* [TASK TO CARRY OUT]: Would you return every line of the listing below that has "data" in it?

== Segment start ==

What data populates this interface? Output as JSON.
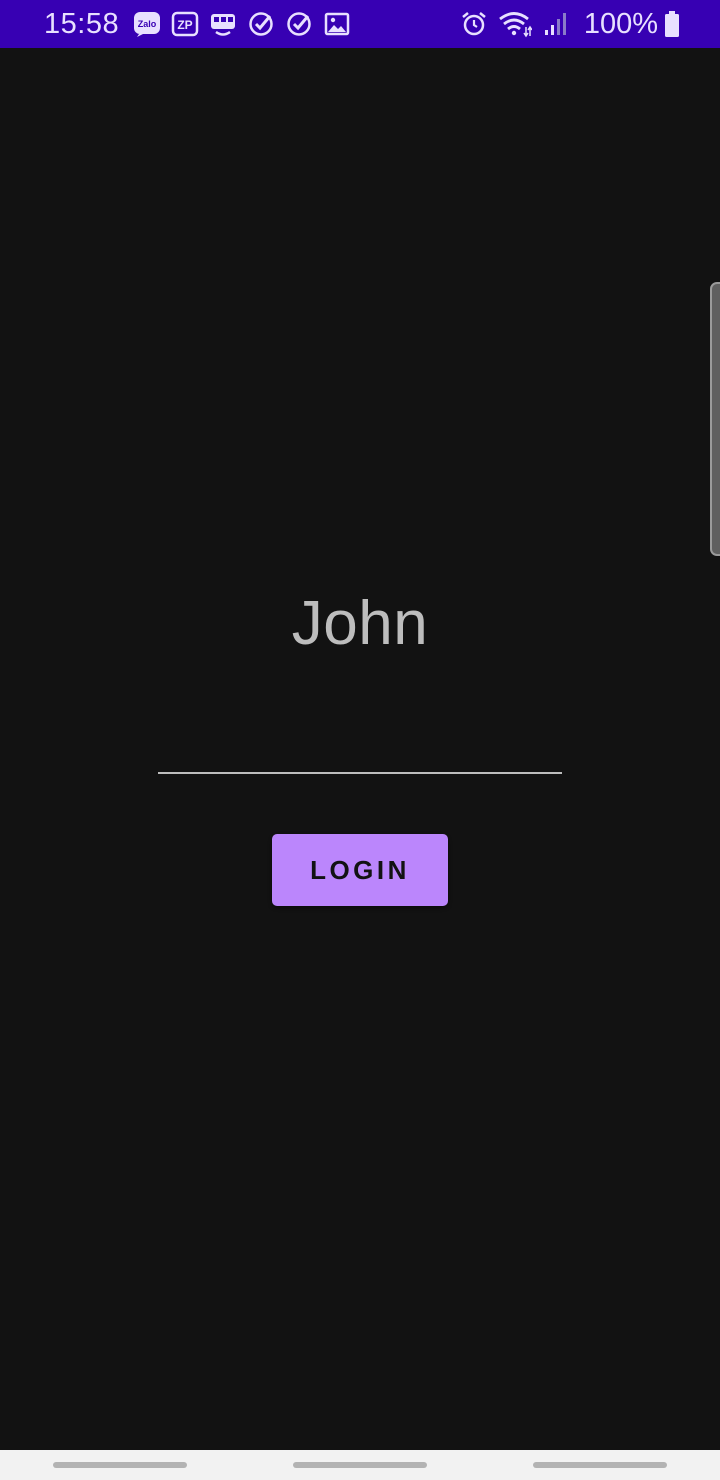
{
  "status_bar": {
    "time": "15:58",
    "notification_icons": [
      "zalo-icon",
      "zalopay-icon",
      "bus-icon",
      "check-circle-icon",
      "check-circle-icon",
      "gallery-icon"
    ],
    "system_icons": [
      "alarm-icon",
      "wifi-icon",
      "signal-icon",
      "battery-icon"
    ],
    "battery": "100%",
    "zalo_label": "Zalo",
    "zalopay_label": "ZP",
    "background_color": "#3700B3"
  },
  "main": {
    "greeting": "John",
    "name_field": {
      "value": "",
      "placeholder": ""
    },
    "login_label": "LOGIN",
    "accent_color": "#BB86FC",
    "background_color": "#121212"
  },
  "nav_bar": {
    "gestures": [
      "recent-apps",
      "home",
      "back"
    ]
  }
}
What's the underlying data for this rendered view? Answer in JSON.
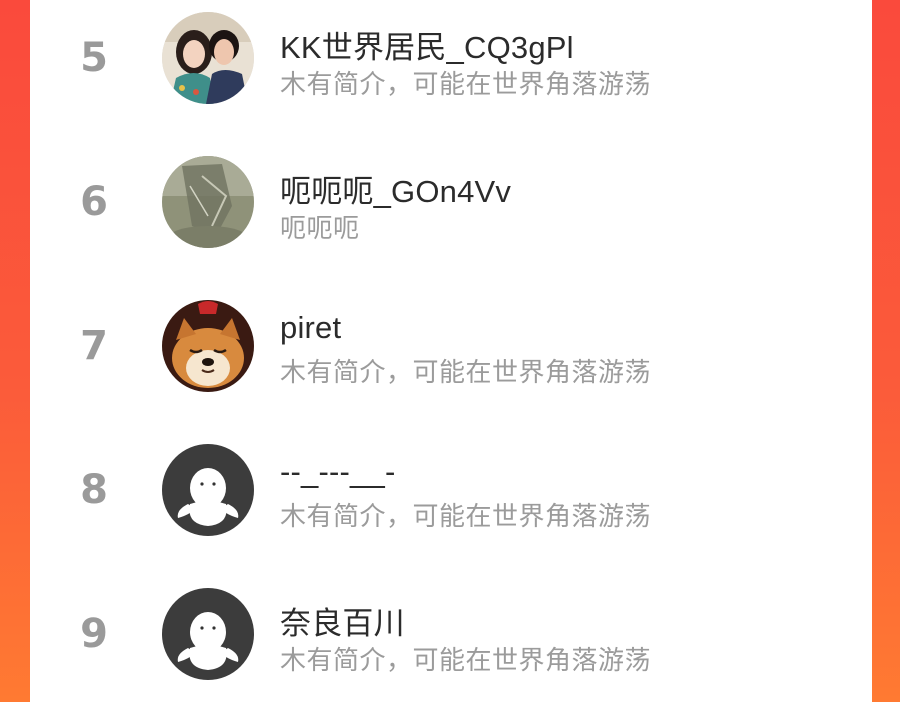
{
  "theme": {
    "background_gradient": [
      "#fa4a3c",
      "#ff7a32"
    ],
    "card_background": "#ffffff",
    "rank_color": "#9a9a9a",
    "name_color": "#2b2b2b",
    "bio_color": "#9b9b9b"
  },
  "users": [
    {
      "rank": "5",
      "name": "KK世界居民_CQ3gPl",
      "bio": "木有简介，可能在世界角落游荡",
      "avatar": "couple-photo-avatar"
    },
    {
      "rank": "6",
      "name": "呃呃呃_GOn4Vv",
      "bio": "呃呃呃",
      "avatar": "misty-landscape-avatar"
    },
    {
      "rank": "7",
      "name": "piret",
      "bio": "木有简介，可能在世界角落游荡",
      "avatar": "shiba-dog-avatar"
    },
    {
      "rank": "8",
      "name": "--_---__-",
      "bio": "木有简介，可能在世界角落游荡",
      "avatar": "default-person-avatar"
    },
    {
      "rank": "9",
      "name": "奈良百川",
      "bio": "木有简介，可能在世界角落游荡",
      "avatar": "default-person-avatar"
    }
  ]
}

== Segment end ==

* [THE ANSWER]:
What data populates this interface? Output as JSON.
What's the underlying data for this rendered view? Answer in JSON.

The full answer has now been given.